KINGS of ILLYRIA. Monounios.
Circa 305/0-280/75 BC. AR Stater (23mm, 10.58 g, 2h). Dyrrhachion mint. Cow standing right, looking back at suckling calf standing left below; above, jawbone of boar right / Double stellate pattern, divided by line, in double linear square border; d
below, ∫Å15¬EW1 Âo@oU@5oU
to either side; all within linear circle border. Gjongecaj Emission 3, 170–5; Paškvan 2c; Maier 88; Meadows, CH (forthcoming)
203 (this coin); SNG Copenhagen 528 var. (position of ethnic); BMC 2 var. (same). Good VF. Very rare.

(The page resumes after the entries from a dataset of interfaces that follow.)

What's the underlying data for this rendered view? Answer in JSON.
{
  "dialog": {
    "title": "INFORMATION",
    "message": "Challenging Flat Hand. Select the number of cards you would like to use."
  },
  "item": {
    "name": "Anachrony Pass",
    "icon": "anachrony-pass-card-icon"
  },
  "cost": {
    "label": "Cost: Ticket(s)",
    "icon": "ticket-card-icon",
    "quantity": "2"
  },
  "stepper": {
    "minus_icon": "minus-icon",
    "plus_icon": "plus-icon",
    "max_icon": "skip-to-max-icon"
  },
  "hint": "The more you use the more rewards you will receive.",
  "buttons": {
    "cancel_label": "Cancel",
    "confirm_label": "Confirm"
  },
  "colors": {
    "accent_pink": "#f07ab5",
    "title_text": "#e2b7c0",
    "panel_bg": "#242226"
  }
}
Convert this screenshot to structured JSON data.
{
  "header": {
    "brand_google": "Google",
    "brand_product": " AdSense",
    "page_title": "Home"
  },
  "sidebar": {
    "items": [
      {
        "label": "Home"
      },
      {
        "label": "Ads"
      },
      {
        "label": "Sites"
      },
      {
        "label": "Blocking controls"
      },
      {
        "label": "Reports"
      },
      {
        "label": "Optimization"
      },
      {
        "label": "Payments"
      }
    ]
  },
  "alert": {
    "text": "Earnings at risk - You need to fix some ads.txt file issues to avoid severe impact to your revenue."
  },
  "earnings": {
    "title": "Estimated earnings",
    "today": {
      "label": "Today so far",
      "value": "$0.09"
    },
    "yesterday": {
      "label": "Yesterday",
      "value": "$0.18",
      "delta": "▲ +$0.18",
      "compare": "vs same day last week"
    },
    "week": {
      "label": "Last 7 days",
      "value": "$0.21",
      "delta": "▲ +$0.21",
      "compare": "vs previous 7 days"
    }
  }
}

Monounios, an Illyrian king in the late 4th – early 3rd centuries BC, was the first Illyrian king to issue coins in his own name. The Illyrians consisted of a number of tribes whose habitation extended from the coast to the mountainous inland area bordering on Paeonia. These tribes were not politically unified, but it seems that they were connected by a common culture and language, and were governed by hereditary kings and queens. Little of their language is known, and it was extinct by the 5th century AD, but enough fragments are attested to classify it as Indo-European. Although little is known of Monounios’ reign, his issue of coinage took place only after he had extended his influence to Dyrrhachion, and the coinage may have been connected with his intervention in Macedonian affairs. In 280 or 279, it is reported that Monounios unsuccessfully aided Ptolemy I Epigone, son of Lysimachos, against Ptolemy Keraunos. A bronze helmet has been found in Lake Ohrid, on the border between modern-day Macedon and Albania, with the Greek inscription ‘Of King Monounios’, apparently confirming the presence of his army in this conflict of Macedonian succession. Pompeius Trogus (24,4) describes a “Dardanian prince” who offered Ptolemy Keraunos help against the invading Celts in 279. It seems likely that this prince was Monounios, and either Monounios had Dardanian heritage (references to which are not preserved elsewhere), or the distinction between Illyrian and Dardanian was unclear to the author.